- In the classroom, things don’t always come easy. When things get tough, you learned perseverance and problem-solving. Perhaps you even led an afterschool study session to help others improve their math skills. It may not be job experience, but those problem-solving and training skills probably match the job listing you’re eyeing.
- During extracurricular activities, you played sports and volunteered. As you did, you learned how to interact with people from different socioeconomic backgrounds. You also mastered organizational skills when you planned a game day at the local nursing home. And when you promoted yourself for student council, you were growing your marketing skills. Again, this isn’t professional experience, but extracurricular activities develop critical skills that help meet your resume objective of landing a job.
Keywords for Your First Resume
Today, many resumes get run through applicant-tracking software. It’s looking for specific language, also known as resume keywords. You want to create an ATS-friendly resume.
Using these keywords can be difficult when you lack relevant work experience. But remember—you have skills to show off on your beginner resume. Some of these skills make use of resume keywords.
Look through your educational background and other life experience and highlight the following:
- Leadership positions and leadership roles
- Project management experience
- Community activities you’ve participated in
- Example of critical thinking skills helping you find solutions
- Additional skills
When you note these, you’ll likely hit some of the keywords that the best job candidates add to their resumes. To find keywords to include in your first resume, perform job searches wisely. Whether looking for your dream job or an entry-level position, review each job posting carefully. Look at what skills and experience they’re looking for. Then incorporate this into your resume. Just do it honestly. If you lie about your skills and experience, you’ll get caught.
Extra Tips for Your First Resume

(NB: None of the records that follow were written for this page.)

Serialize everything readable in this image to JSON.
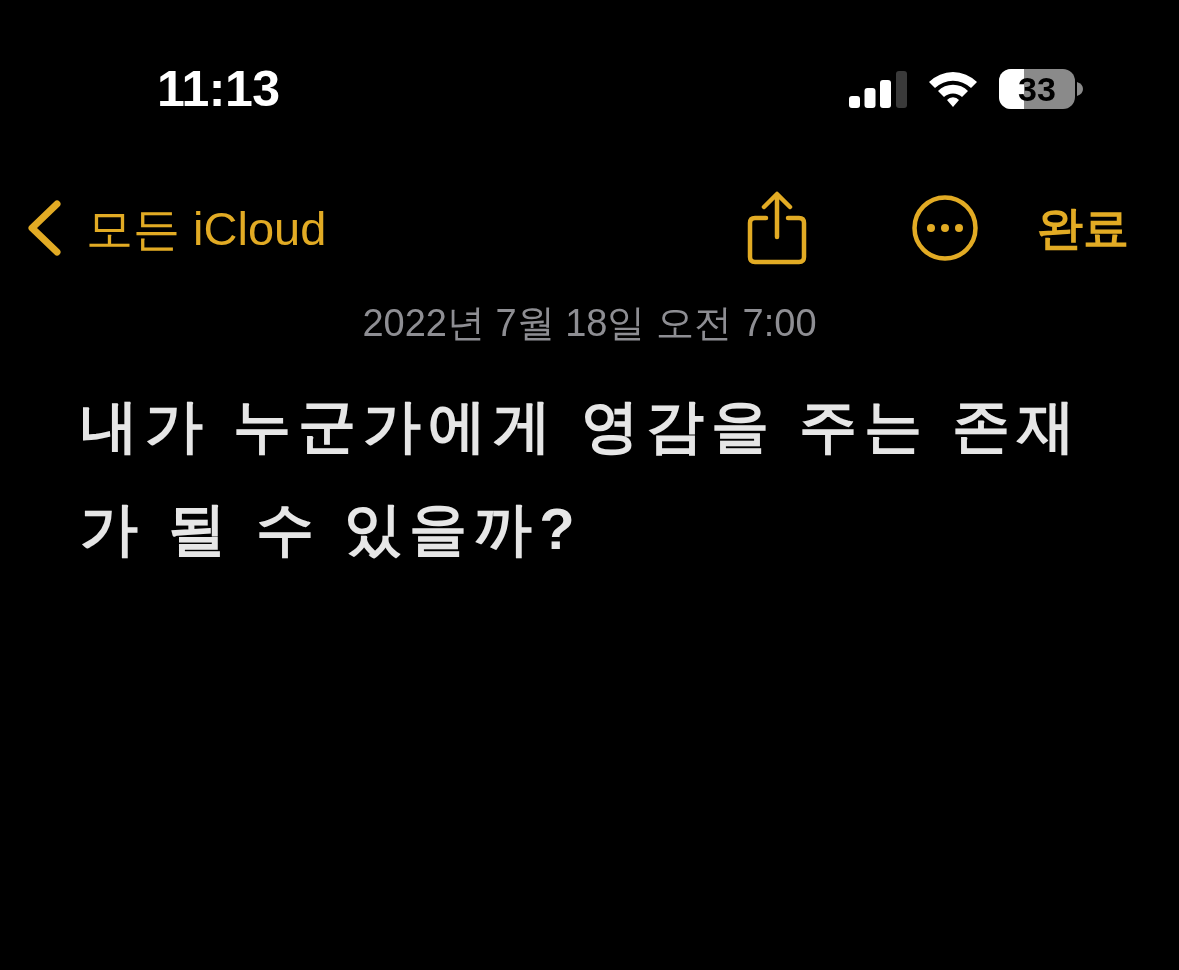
{
  "status_bar": {
    "time": "11:13",
    "battery": {
      "reading": "33",
      "level": 0.33
    }
  },
  "nav_bar": {
    "back_label": "모든 iCloud",
    "done_label": "완료"
  },
  "note": {
    "date": "2022년 7월 18일 오전 7:00",
    "title": "내가 누군가에게 영감을 주는 존재가 될 수 있을까?"
  }
}
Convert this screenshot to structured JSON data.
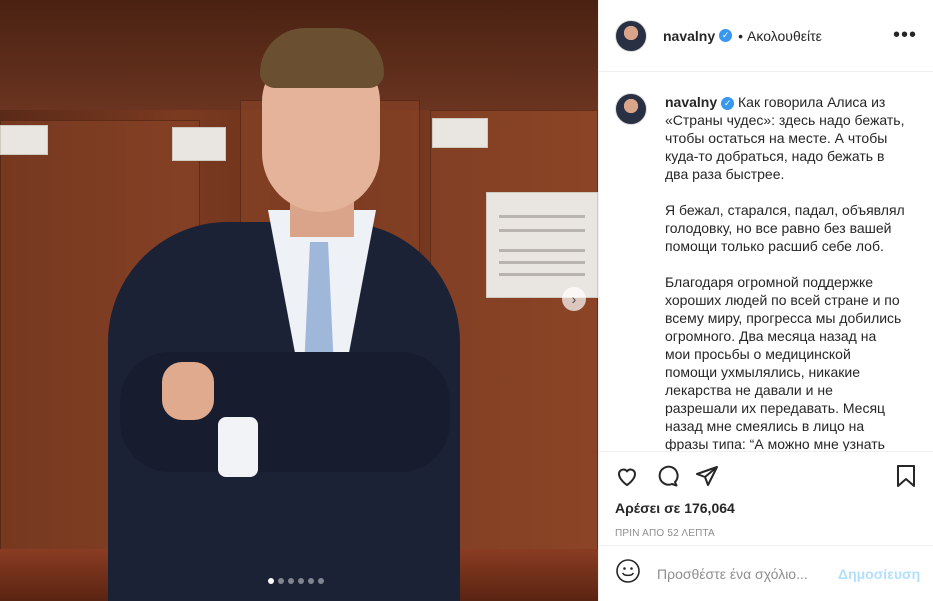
{
  "post": {
    "username": "navalny",
    "verified": true,
    "follow_state": "Ακολουθείτε",
    "more_icon": "more-options-icon",
    "caption_paragraphs": [
      "Как говорила Алиса из «Страны чудес»: здесь надо бежать, чтобы остаться на месте. А чтобы куда-то добраться, надо бежать в два раза быстрее.",
      "Я бежал, старался, падал, объявлял голодовку, но все равно без вашей помощи только расшиб себе лоб.",
      "Благодаря огромной поддержке хороших людей по всей стране и по всему миру, прогресса мы добились огромного. Два месяца назад на мои просьбы о медицинской помощи ухмылялись, никакие лекарства не давали и не разрешали их передавать. Месяц назад мне смеялись в лицо на фразы типа: “А можно мне узнать мой диагноз?” и"
    ],
    "likes": "Αρέσει σε 176,064",
    "time": "ΠΡΙΝ ΑΠΟ 52 ΛΕΠΤΑ"
  },
  "carousel": {
    "total": 6,
    "active": 0,
    "next_icon": "chevron-right-icon"
  },
  "comment_box": {
    "placeholder": "Προσθέστε ένα σχόλιο...",
    "post_label": "Δημοσίευση",
    "emoji_icon": "emoji-icon"
  },
  "colors": {
    "verified": "#3897f0",
    "post_button_disabled": "#b2dffc"
  }
}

There are books written to help create the perfect resume. With that in mind, a single blog entry can’t touch on every aspect of creating an entry-level resume. But I want to help as much as possible. So, I leave you with a few bonus tips when creating your first resume.

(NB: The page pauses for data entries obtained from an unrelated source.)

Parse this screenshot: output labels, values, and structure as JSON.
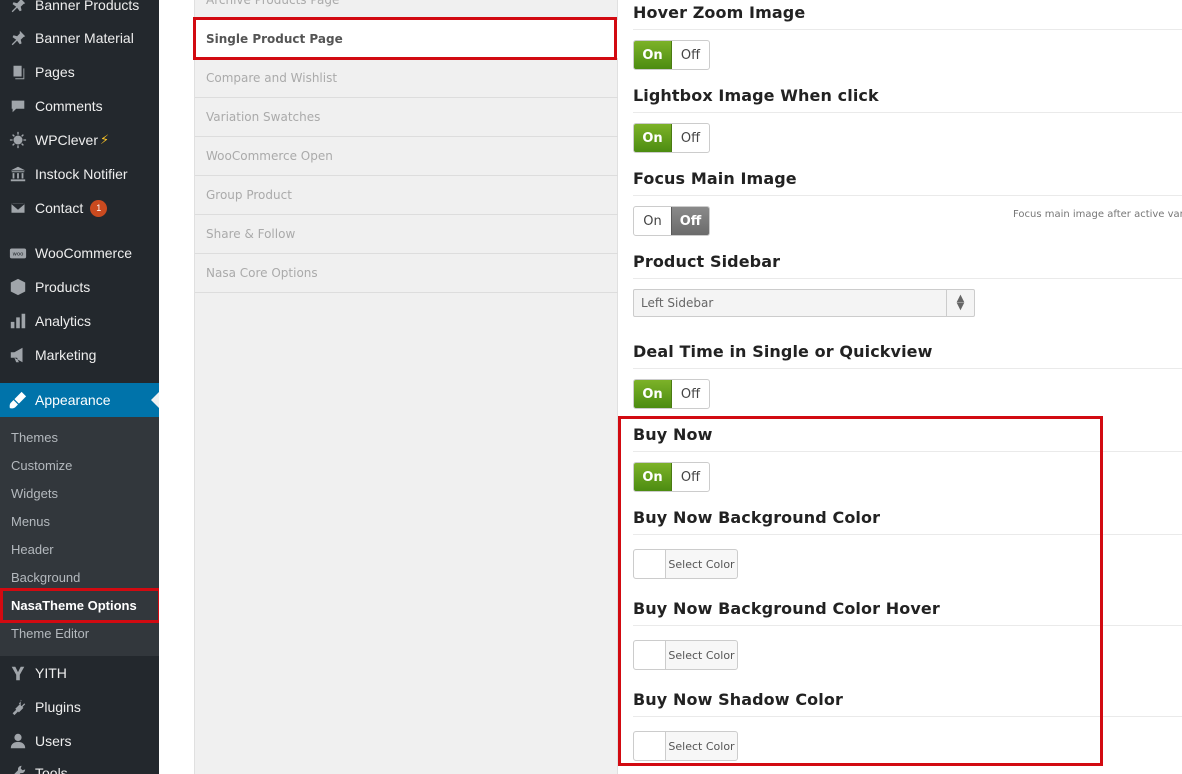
{
  "sidebar": {
    "items": [
      {
        "label": "Banner Products",
        "icon": "thumbtack-icon"
      },
      {
        "label": "Banner Material",
        "icon": "thumbtack-icon"
      },
      {
        "label": "Pages",
        "icon": "pages-icon"
      },
      {
        "label": "Comments",
        "icon": "comments-icon"
      },
      {
        "label": "WPClever",
        "icon": "wpclever-icon",
        "suffix": "⚡"
      },
      {
        "label": "Instock Notifier",
        "icon": "bank-icon"
      },
      {
        "label": "Contact",
        "icon": "email-icon",
        "badge": "1"
      },
      {
        "label": "WooCommerce",
        "icon": "woocommerce-icon"
      },
      {
        "label": "Products",
        "icon": "products-icon"
      },
      {
        "label": "Analytics",
        "icon": "analytics-icon"
      },
      {
        "label": "Marketing",
        "icon": "megaphone-icon"
      },
      {
        "label": "Appearance",
        "icon": "appearance-icon"
      },
      {
        "label": "YITH",
        "icon": "yith-icon"
      },
      {
        "label": "Plugins",
        "icon": "plugins-icon"
      },
      {
        "label": "Users",
        "icon": "users-icon"
      },
      {
        "label": "Tools",
        "icon": "tools-icon"
      }
    ],
    "submenu": [
      "Themes",
      "Customize",
      "Widgets",
      "Menus",
      "Header",
      "Background",
      "NasaTheme Options",
      "Theme Editor"
    ]
  },
  "options_nav": {
    "items": [
      "Archive Products Page",
      "Single Product Page",
      "Compare and Wishlist",
      "Variation Swatches",
      "WooCommerce Open",
      "Group Product",
      "Share & Follow",
      "Nasa Core Options"
    ]
  },
  "fields": {
    "hover_zoom": {
      "title": "Hover Zoom Image",
      "value": "On"
    },
    "lightbox": {
      "title": "Lightbox Image When click",
      "value": "On"
    },
    "focus_main": {
      "title": "Focus Main Image",
      "value": "Off",
      "description": "Focus main image after active varia"
    },
    "product_sidebar": {
      "title": "Product Sidebar",
      "value": "Left Sidebar"
    },
    "deal_time": {
      "title": "Deal Time in Single or Quickview",
      "value": "On"
    },
    "buy_now": {
      "title": "Buy Now",
      "value": "On"
    },
    "buy_now_bg": {
      "title": "Buy Now Background Color",
      "button": "Select Color"
    },
    "buy_now_bg_hover": {
      "title": "Buy Now Background Color Hover",
      "button": "Select Color"
    },
    "buy_now_shadow": {
      "title": "Buy Now Shadow Color",
      "button": "Select Color"
    }
  },
  "toggle_labels": {
    "on": "On",
    "off": "Off"
  },
  "colors": {
    "accent": "#0073aa",
    "admin_bg": "#23282d",
    "highlight": "#d20a11",
    "toggle_on": "#5f9e1a"
  }
}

- Fonts and margins matter. Use plain fonts, such as Times New Roman, and stick to font size between 10 and 12. Margins should be no larger than one inch and no less than 0.8 inch. Go smaller, and the page may not print in full.
- Foreign language skills. Know how to speak or write Spanish, Italian, German, or another language? This skill pushes your entry-level resume to the top of the stack. Be sure to mention it.

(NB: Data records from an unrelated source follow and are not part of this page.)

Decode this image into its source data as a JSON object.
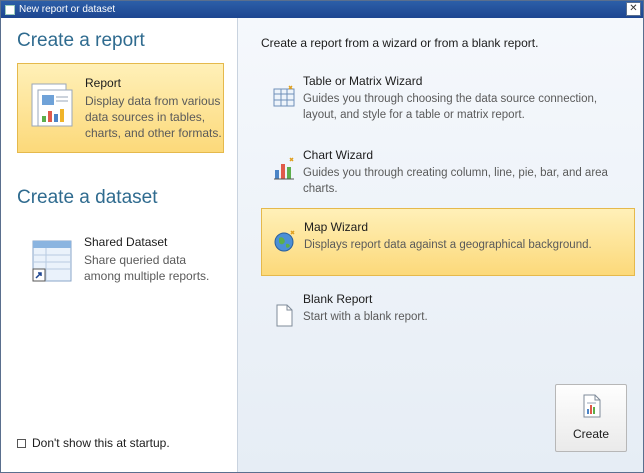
{
  "window": {
    "title": "New report or dataset",
    "close_glyph": "✕"
  },
  "left": {
    "create_report_heading": "Create a report",
    "report_card": {
      "title": "Report",
      "description": "Display data from various data sources in tables, charts, and other formats."
    },
    "create_dataset_heading": "Create a dataset",
    "dataset_card": {
      "title": "Shared Dataset",
      "description": "Share queried data among multiple reports."
    },
    "startup_checkbox_label": "Don't show this at startup."
  },
  "right": {
    "intro": "Create a report from a wizard or from a blank report.",
    "wizards": [
      {
        "title": "Table or Matrix Wizard",
        "description": "Guides you through choosing the data source connection, layout, and style for a table or matrix report.",
        "icon": "table-wizard-icon"
      },
      {
        "title": "Chart Wizard",
        "description": "Guides you through creating column, line, pie, bar, and area charts.",
        "icon": "chart-wizard-icon"
      },
      {
        "title": "Map Wizard",
        "description": "Displays report data against a geographical background.",
        "icon": "map-wizard-icon",
        "selected": true
      },
      {
        "title": "Blank Report",
        "description": "Start with a blank report.",
        "icon": "blank-report-icon"
      }
    ],
    "create_button_label": "Create"
  },
  "colors": {
    "selected_bg_top": "#fff0b8",
    "selected_bg_bottom": "#fcd97a",
    "heading": "#2f6b8f",
    "title_bar": "#2c5fa8"
  }
}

- Presentation skills background. Mentoring and coaching are sought-after skills in any occupation, including entry-level jobs. Teaching anyone anything shows you have valuable skills that are in demand. Talk about it!
- Use active verbs. Check out this list of action verbs from the University of Tennessee if you need help getting started.
When building your first resume, you’ve got options. You may want to do the following:
- Use a resume builder. A beginner resume template can help you determine how to lay out your resume, including education level and more. With a template, you don’t have to build your resume from scratch.
- Write a cover letter. As with resumes, there are cover letter templates that help explain your career objective in a way that a resume doesn’t.
- Hire a resume writer. That’s what I do. Over the years, I’ve helped craft resumes for many people who want a little help putting their best foot forward. Once finished, I send the resume in a file format that allows you to update it as you master new skills, so you can take the next step in your career. Interested? Learn how to partner with me to build your new resume.